ELLSWORTH — A commercial dock for aquaculture and fishing vessels to unload their catch.
New fuel tanks, including diesel.
A larger boat to patrol the Union River.
A combined building with bath house and harbormaster’s office.
These are just a few of the goals members of the Ellsworth Harbor Commission laid out for City Council members at a planning workshop on Monday evening.
One of the group’s longer-term objectives is to move toward “more of a commercial working harbor-type environment,” said Harbor Commission Chairman Mark Remick.
As part of that vision, which Remick said is “newly developing,” the city would eventually add a commercial pier just south of the existing boat ramp.
“The next step towards a working waterfront is giving the fishermen a place to unload and reload,” Remick said.
Two members of the audience stood up unprompted to support the idea.
“We’d like to make Ellsworth Harbor our home,” said John Noll, co-founder of Pemetic Sea Farms, which cultivates oysters in the Union River Bay and is expanding this summer with two new leases in the area.
“The fresh water is easier on the boat,” Noll said. “It’s completely protected, it’s proximate to the Mount Desert Island area and it’s located near the service center.”
In a capital improvements request form, which is a rough projection of what it could cost to complete a project, the commission estimated that installing a commercial pier would cost around $600,000, money the commission anticipates coming from grant and bond funding.
But more pressing concerns, said Remick, are the city’s gas pump and fuel tank, which are “both expired,” Remick said.
“We are operating on borrowed time.

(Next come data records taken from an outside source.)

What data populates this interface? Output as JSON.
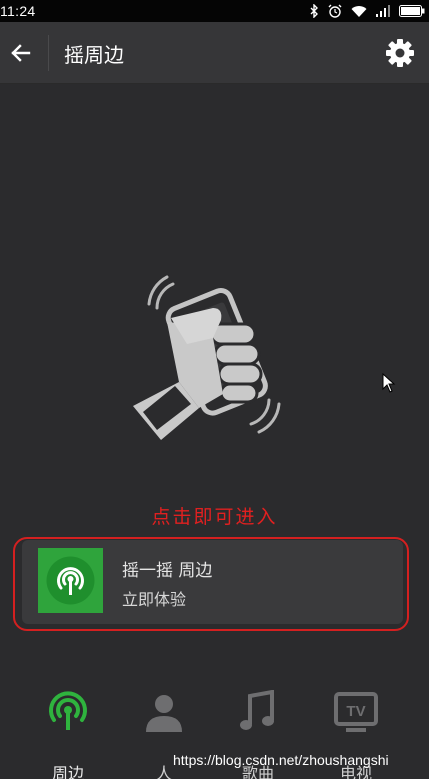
{
  "status_bar": {
    "time": "11:24"
  },
  "nav": {
    "title": "摇周边"
  },
  "hint": {
    "text": "点击即可进入"
  },
  "entry": {
    "title": "摇一摇 周边",
    "subtitle": "立即体验"
  },
  "tabs": [
    {
      "label": "周边",
      "icon": "radar-icon",
      "active": true
    },
    {
      "label": "人",
      "icon": "person-icon",
      "active": false
    },
    {
      "label": "歌曲",
      "icon": "music-note-icon",
      "active": false
    },
    {
      "label": "电视",
      "icon": "tv-icon",
      "active": false
    }
  ],
  "watermark": {
    "text": "https://blog.csdn.net/zhoushangshi"
  },
  "colors": {
    "accent_green": "#2fa43c",
    "hint_red": "#e02020",
    "background": "#2b2b2d",
    "nav_background": "#363638"
  }
}
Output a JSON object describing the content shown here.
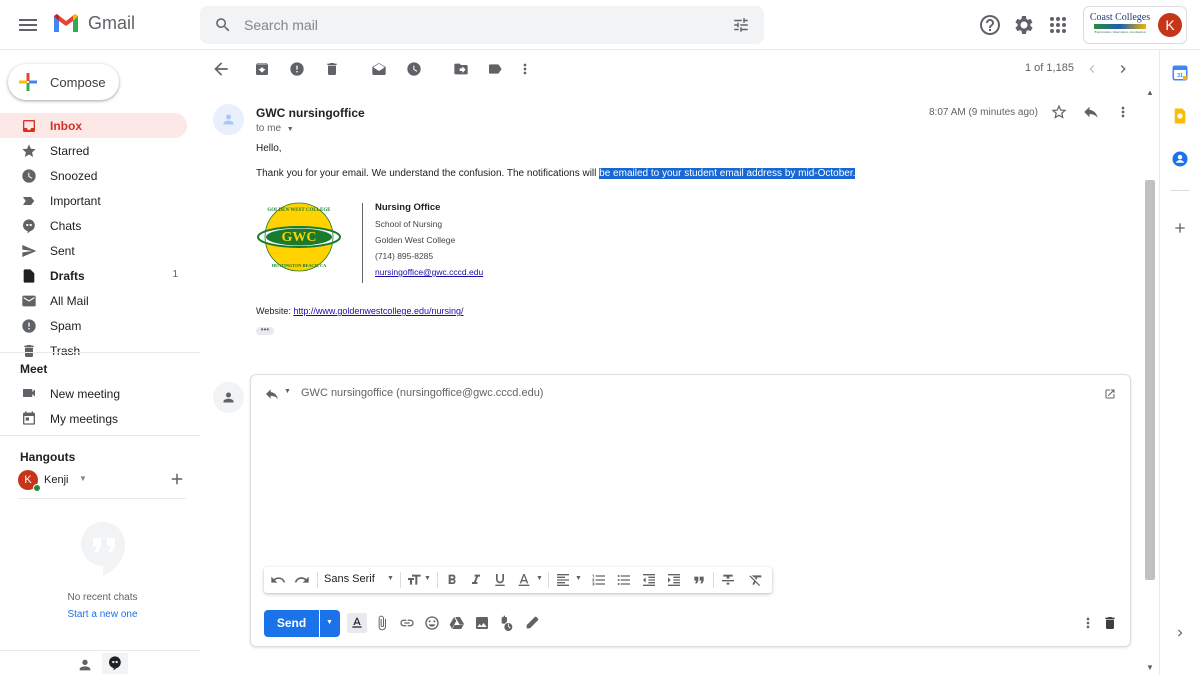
{
  "app": {
    "name": "Gmail"
  },
  "search": {
    "placeholder": "Search mail"
  },
  "org": {
    "line1": "Coast Colleges",
    "line2": "Exploration, Innovation, Graduation"
  },
  "account": {
    "initial": "K"
  },
  "compose": {
    "label": "Compose"
  },
  "nav": [
    {
      "label": "Inbox",
      "icon": "inbox-icon",
      "active": true,
      "count": ""
    },
    {
      "label": "Starred",
      "icon": "star-icon",
      "count": ""
    },
    {
      "label": "Snoozed",
      "icon": "clock-icon",
      "count": ""
    },
    {
      "label": "Important",
      "icon": "important-icon",
      "count": ""
    },
    {
      "label": "Chats",
      "icon": "chat-icon",
      "count": ""
    },
    {
      "label": "Sent",
      "icon": "send-icon",
      "count": ""
    },
    {
      "label": "Drafts",
      "icon": "draft-icon",
      "count": "1"
    },
    {
      "label": "All Mail",
      "icon": "mail-icon",
      "count": ""
    },
    {
      "label": "Spam",
      "icon": "spam-icon",
      "count": ""
    },
    {
      "label": "Trash",
      "icon": "trash-icon",
      "count": ""
    }
  ],
  "meet": {
    "title": "Meet",
    "items": [
      {
        "label": "New meeting"
      },
      {
        "label": "My meetings"
      }
    ]
  },
  "hangouts": {
    "title": "Hangouts",
    "user_initial": "K",
    "user_name": "Kenji",
    "no_chats": "No recent chats",
    "start_link": "Start a new one"
  },
  "pagination": {
    "text": "1 of 1,185"
  },
  "email": {
    "sender": "GWC nursingoffice",
    "to": "to me",
    "time": "8:07 AM (9 minutes ago)",
    "greeting": "Hello,",
    "body_plain": "Thank you for your email. We understand the confusion. The notifications will",
    "body_highlight": "be emailed to your student email address by mid-October.",
    "signature": {
      "logo_top": "GOLDEN WEST COLLEGE",
      "logo_mid": "GWC",
      "logo_bottom": "HUNTINGTON BEACH, CA",
      "title": "Nursing Office",
      "line1": "School of Nursing",
      "line2": "Golden West College",
      "phone": "(714) 895-8285",
      "email": "nursingoffice@gwc.cccd.edu"
    },
    "website_label": "Website:",
    "website_url": "http://www.goldenwestcollege.edu/nursing/"
  },
  "reply": {
    "recipient": "GWC nursingoffice (nursingoffice@gwc.cccd.edu)",
    "font": "Sans Serif",
    "send_label": "Send"
  },
  "colors": {
    "accent": "#1a73e8",
    "active_nav_bg": "#fce8e6",
    "active_nav_text": "#d93025",
    "highlight": "#1967d2"
  }
}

They are also so aged that they are not going to get certified.”
The Maine Department of Environmental Protection is aware of the expiration, Remick said, and gave the city time to fix them, “but that grace period could arguably have been over a couple of years ago.”
“The fuel is an immediate,” Remick said. “We’ve got to get this done as quickly as possible.”
The city did solicit for bids to replace the tanks last year, Remick said, but rejected the two it received because they were over budget.
The project was originally estimated to cost $160,000, money that would come in part from a grant and in part from a bond anticipation note approved by councilors in January 2018.
But on Monday, City Manager David Cole told the council that the project will likely “be more expensive than what was originally anticipated,” and that he was looking into additional funding from the state to help defray the cost.
Another Pemetic Sea Farms founder also supported the new tanks.
“Towards the end of the season the gas pump was not functioning properly and a $130 total was ringing in as $10,” said Anne Bowden. “It was annoying and disruptive to our operations.”
Remick also reported to councilors that “The harbormaster’s boat has now become a safety issue. We’re taking a heck of a gamble just putting that thing in the water.”
The boat is too small, with a 15-year-old motor, no anti-skid (resulting in topsides that are slippery when wet), and no working gauges, Remick said.
The cost to replace it would be around $35,000, according to the capital improvements request form, funded through general tax revenue.
The old boat could possibly be repurposed for use in Branch Lake, Harbormaster Adam Wilson wrote in the request form.
“I’d feel safer if I know that they’ve got a better boat,” Bowden chimed in.
Other projects the commission would like to eventually accomplish include an additional floating dock for recreational use, repairs to rotting cribbing (the foundation of the marina’s main float), sidewalk improvements, reconfiguring the parking lot and combining the harbormaster’s office and bath house.
“The future of the harbor is mixed-use,” Cole said.